The comments, which were shared on Alberts’ Instagram stories overnight, were posted just hours after the state of Victoria announced the the wearing of masks in public would be mandatory from Wednesday night in an effort to help stem the spread of COVID-19. The order stipulates that those who are caught not wearing a mask would be hit with a $200 fine.

Alberts took to Instagram soon afterwards to offer his sympathies to Victorians, noting he is in “complete opposition” of the government’s decision, while claiming that there are “many ways to protect a minority of immune compromised citizen (sic)” without the use of masks.

“It’s really quite simple,” he continued. “My mother and her family escaped communism in Hungary as a child to come to Australia. My great grandfather hid a Jewish family and an American pilot during Nazi rule in Holland and was killed for doing so. For trying to keep innocent people safe.

“There is no way I’m going to support, endorse or encourage mandatory face masks or lockdowns in a free country. Because our country is no longer free when you can’t leave your house or face fines for not wearing something over your mouth when you try to leave.”

Image of comments made by Ziggy Alberts on Instagram

Credit: Ziggy Alberts/Instagram

Image of comments made by Ziggy Alberts on Instagram

Credit: Ziggy Alberts/Instagram

“Please put aside your fear and consider if you are willing to make these basic freedoms a subject of government consent,” he added. “I’m not, and I’m not willing to force that upon anyone else.”

While Alberts was met with a swift negative response from those who opposed his viewpoints, he was quick to thank others for offering their own opinions. He later took to Instagram to note he was not attempting to compare mask-wearing to Nazi Germany by sharing his family history.

“I didn’t suggest you do not wear a face mask. I didn’t suggest you to not isolate yourself if you are sick,” he explained. “I just told you my family history and that I don’t agree in lockdowns or face masks being mandated and people being fined if they don’t comply.

“I’m not going to delete any comments because at the end of the day, I’m glad we can all practice freedom of speech.”

A number of figures in the Australian musical community were quick to criticise Alberts for his comments, including the likes of Alex Lahey, and Sophie Payten, who in addition to performing under the name Gordi, works as a doctor.

“Dear people who think having to wear a mask is robbing you of your ‘basic rights’,” Payten began. “You have clearly never experienced an actual infringement of your basic rights.

“Just wear a mask. Don’t worry, you can still whisper your free-speech from beneath it.”

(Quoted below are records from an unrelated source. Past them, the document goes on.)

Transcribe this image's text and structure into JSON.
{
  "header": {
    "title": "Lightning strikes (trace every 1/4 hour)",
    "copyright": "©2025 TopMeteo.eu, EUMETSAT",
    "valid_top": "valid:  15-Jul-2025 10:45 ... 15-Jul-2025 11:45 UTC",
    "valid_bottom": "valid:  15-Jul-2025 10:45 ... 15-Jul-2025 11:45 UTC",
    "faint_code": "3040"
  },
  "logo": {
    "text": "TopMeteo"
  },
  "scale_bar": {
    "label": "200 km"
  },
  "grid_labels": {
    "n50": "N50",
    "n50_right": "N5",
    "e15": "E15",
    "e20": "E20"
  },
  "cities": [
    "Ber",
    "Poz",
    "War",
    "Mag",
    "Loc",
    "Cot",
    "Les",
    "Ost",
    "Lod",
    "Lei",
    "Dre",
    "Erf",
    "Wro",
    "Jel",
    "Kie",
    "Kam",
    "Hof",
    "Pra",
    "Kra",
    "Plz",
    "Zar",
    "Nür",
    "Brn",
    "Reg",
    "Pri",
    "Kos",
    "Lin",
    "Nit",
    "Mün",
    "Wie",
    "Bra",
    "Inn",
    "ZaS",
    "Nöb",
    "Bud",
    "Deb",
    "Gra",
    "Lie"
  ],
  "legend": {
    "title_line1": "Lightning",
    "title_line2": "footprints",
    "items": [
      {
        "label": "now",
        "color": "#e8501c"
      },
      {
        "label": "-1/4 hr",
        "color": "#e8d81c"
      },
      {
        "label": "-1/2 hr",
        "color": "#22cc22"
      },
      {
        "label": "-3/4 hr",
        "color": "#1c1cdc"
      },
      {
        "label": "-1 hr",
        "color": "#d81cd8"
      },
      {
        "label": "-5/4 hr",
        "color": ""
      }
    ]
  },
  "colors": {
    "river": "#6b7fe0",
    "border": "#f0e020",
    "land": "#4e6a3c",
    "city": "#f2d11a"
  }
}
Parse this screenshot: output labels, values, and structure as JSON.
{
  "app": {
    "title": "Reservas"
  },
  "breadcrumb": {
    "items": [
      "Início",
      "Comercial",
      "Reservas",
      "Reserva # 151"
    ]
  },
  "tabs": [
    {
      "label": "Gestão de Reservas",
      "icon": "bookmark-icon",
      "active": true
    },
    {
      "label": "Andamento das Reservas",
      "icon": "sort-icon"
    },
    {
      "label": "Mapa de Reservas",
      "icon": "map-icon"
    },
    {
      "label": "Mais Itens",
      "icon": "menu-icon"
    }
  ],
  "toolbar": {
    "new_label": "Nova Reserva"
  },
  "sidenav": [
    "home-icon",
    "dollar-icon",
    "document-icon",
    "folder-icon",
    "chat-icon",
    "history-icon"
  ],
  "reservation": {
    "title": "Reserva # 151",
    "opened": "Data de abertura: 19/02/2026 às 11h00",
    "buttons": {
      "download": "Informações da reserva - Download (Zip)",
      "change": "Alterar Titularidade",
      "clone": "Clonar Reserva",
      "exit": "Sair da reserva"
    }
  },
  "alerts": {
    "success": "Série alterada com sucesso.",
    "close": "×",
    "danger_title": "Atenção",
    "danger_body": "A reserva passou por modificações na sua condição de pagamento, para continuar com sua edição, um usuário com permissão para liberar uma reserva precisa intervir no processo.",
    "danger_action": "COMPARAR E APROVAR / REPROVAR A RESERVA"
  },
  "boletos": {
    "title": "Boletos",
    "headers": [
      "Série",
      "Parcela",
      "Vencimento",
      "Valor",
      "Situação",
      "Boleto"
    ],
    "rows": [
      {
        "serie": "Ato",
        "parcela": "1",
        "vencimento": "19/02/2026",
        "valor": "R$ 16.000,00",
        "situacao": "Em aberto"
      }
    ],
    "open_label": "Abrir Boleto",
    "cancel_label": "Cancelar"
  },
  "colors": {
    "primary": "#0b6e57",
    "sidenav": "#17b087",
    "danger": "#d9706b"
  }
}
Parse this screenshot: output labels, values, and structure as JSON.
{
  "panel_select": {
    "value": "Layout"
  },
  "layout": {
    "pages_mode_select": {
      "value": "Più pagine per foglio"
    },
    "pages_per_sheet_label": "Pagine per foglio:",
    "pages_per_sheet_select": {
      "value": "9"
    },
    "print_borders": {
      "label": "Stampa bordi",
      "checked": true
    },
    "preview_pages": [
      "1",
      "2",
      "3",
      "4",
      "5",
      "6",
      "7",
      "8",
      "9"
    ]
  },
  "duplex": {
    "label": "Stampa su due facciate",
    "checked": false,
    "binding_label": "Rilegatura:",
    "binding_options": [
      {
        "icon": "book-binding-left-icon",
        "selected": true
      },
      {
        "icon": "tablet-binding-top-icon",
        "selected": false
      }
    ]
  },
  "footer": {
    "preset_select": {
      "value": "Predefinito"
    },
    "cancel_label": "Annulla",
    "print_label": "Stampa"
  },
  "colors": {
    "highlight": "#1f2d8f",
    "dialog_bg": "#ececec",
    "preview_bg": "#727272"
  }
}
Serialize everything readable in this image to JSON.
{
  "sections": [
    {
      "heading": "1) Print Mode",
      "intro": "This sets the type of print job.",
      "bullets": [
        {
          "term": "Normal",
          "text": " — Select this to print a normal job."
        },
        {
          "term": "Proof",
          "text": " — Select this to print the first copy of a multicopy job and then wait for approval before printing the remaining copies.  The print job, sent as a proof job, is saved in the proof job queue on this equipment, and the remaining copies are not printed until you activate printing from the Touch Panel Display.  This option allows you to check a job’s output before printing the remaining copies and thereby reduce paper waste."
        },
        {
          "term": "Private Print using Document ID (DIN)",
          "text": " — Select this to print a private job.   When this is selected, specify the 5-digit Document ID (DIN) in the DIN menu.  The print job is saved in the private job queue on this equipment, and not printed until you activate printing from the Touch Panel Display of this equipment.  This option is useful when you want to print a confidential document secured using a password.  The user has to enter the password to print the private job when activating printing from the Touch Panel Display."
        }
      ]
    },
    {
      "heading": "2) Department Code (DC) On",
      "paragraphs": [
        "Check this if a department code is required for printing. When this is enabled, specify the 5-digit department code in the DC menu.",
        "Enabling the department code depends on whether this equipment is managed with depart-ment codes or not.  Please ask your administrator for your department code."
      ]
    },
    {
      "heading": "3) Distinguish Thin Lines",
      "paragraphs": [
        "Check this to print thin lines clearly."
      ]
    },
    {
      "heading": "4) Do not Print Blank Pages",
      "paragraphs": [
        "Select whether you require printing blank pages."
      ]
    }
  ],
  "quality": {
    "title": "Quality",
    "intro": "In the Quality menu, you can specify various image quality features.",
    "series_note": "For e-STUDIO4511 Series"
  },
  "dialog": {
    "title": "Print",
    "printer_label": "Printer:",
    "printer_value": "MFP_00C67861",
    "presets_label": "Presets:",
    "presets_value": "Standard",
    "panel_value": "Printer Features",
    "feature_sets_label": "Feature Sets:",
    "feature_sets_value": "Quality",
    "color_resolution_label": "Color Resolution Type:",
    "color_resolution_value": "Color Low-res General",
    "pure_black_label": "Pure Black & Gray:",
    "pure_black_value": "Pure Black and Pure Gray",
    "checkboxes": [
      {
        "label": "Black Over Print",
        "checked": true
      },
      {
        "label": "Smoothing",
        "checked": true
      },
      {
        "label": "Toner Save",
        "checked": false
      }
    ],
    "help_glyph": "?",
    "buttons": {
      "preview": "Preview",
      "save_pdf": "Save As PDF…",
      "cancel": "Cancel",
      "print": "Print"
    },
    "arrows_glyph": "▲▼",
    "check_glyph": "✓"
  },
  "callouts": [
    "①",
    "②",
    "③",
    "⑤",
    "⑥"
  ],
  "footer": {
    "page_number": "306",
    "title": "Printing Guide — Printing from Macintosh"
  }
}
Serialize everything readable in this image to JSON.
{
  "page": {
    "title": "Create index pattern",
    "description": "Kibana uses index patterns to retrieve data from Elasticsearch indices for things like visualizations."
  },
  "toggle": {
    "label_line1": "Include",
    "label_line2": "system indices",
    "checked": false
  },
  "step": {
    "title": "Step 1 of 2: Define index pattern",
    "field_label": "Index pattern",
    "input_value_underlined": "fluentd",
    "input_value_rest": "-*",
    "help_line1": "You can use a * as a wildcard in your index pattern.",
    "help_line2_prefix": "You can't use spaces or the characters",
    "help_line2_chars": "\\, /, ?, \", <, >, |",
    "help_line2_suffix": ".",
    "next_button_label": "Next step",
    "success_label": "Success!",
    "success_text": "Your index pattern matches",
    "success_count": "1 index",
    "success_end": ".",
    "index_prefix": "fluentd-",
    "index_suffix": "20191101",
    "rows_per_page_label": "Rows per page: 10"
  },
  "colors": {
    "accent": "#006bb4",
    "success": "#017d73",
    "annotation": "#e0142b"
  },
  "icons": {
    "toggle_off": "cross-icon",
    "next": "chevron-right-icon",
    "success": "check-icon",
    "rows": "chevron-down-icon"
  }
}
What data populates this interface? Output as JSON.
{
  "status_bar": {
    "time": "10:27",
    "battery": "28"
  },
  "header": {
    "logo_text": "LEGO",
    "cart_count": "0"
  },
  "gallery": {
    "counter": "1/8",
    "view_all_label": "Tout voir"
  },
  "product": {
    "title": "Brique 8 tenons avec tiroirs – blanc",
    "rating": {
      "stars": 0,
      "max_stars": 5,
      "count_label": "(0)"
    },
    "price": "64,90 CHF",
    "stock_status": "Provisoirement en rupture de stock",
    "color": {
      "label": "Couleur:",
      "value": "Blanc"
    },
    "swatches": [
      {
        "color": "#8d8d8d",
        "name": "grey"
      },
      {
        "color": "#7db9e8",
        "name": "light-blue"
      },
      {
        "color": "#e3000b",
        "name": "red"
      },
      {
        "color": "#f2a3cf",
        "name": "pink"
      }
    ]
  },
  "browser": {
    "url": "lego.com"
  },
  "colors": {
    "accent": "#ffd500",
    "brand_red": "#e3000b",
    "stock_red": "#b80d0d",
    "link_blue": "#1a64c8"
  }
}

“There is no space for the spread of misguided and misinformed rhetoric suggesting that wearing a mask is a breach of your freedoms as a human being,” echoed Lahey moments later. “That messaging is dangerous, has no basis in science or medicine and will not solve anything.”

Interestingly, this isn’t the first time that Alberts has come under fire in recent weeks, with Pilerats sharing a story last month which noted how many of the lyrics in the singer’s single “Don’t Get Caught Up” seemed to be critical of both 5G and vaccinations.

In This Article: covid-19, face masks, Ziggy Alberts